VENUS SIGHTINGS: Venus is approaching the sun for an historic transit on June 5th and 6th. Sky watchers accustomed to seeing the Goddess of Love shining brightly in the evening sky are having to look harder than usual as Venus plunges into the glare:
"It was a wonderful sight tonight, as I caught Venus in its last days before the transit, shining as a glistening crescent low in the evening twilight," says photographer Alan Dyer of Gleichen, Alberta, Canada. "Venus was visible to the unaided eye after sunset, but not for long. It set soon after the Sun. But for a short while it put on a beautiful show as a large crescent (large for a planet that is), easily resolvable in binoculars and stunning in a small telescope. One could almost make out, for brief moments, the sight of the backlit atmosphere going all the way around the disk. But I suspect it was more imagination at work than reality shining through."
"This was May 30, 6 days before the June 5 transit, with Venus 9.5° east of the sun. How far up to the Sun can we catch it, before it crosses the sun on Tuesday?" he wonders. The answer will be revealed in SpaceWeather's realtime photo gallery.
Space Weather Real Time Image Gallery
[Submit your photos] [NASA video: 2012 Transit of Venus]
CANVAS FOR A TRANSIT: In only 6 days, Venus will pass in front of the sun, marking the solar disk like the tip of a black-dipped paint brush drawn slowly across the stellar surface. If the transit is indeed like a painting, here is the canvas:
Alan Friedman took the picture from his backyard observatory in Buffalo, NY, on May 28th. "I was getting my ducks in a row for a trip west to observe the transit of Venus, practicing with a new camera and new laptop on the Memorial Day sun," he says. "There was lots of activity to see, including an ejection of plasma from active region 1492."
"What treats will the sun put out when Venus pays a visit next week?" Friedman wonders. Stay tuned.

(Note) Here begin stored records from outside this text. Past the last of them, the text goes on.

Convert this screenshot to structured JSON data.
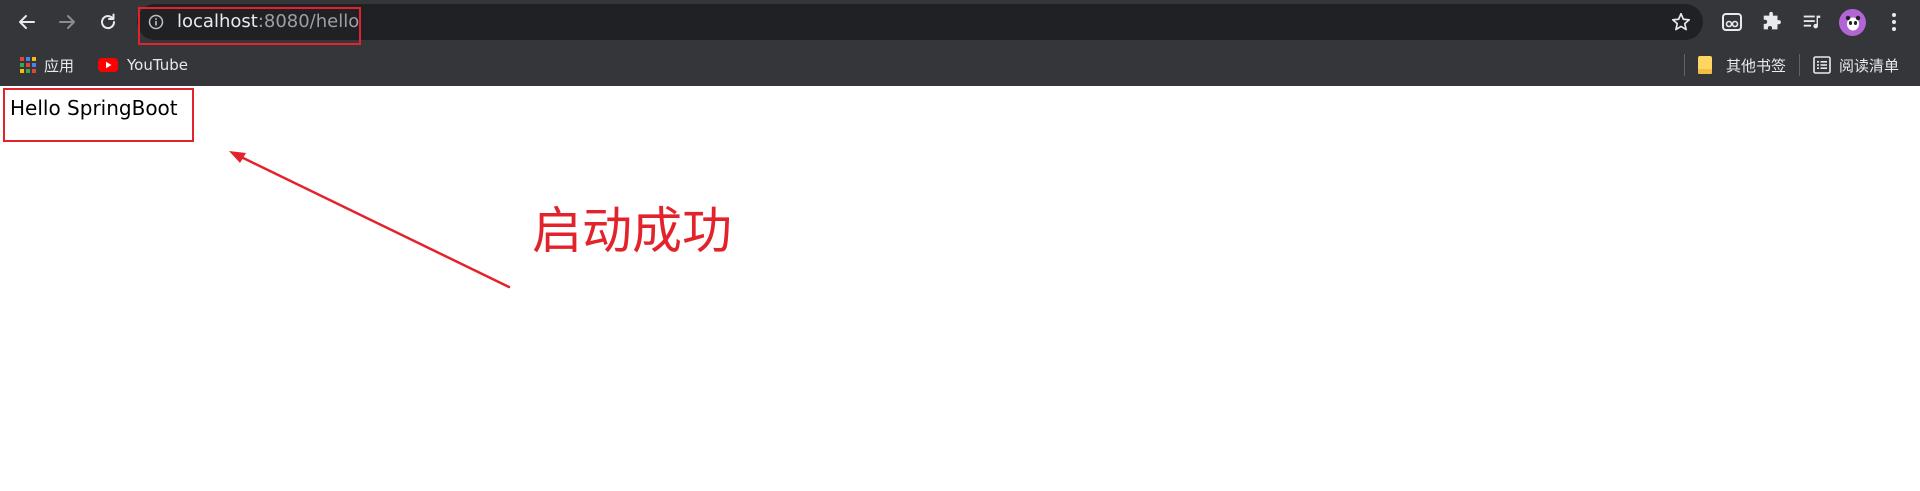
{
  "browser": {
    "url": {
      "host": "localhost",
      "rest": ":8080/hello"
    },
    "bookmarks": {
      "apps_label": "应用",
      "youtube_label": "YouTube",
      "other_bookmarks_label": "其他书签",
      "reading_list_label": "阅读清单"
    }
  },
  "page": {
    "body_text": "Hello SpringBoot"
  },
  "annotation": {
    "caption": "启动成功",
    "color": "#e3232b"
  },
  "colors": {
    "toolbar_bg": "#35363a",
    "omnibox_bg": "#202124",
    "youtube_red": "#ff0000",
    "avatar_bg": "#b266d6"
  }
}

more images: from Sergio Castillo of Inglewood, California; from Rijk-Jan Koppejan of Middelburg, the Netherlands; from Randy Shivak of Anthem, AZ; from Andre van der Hoeven of HI-Ambacht, the Netherlands; from Dennis Cumberland of Fort St. James B.C.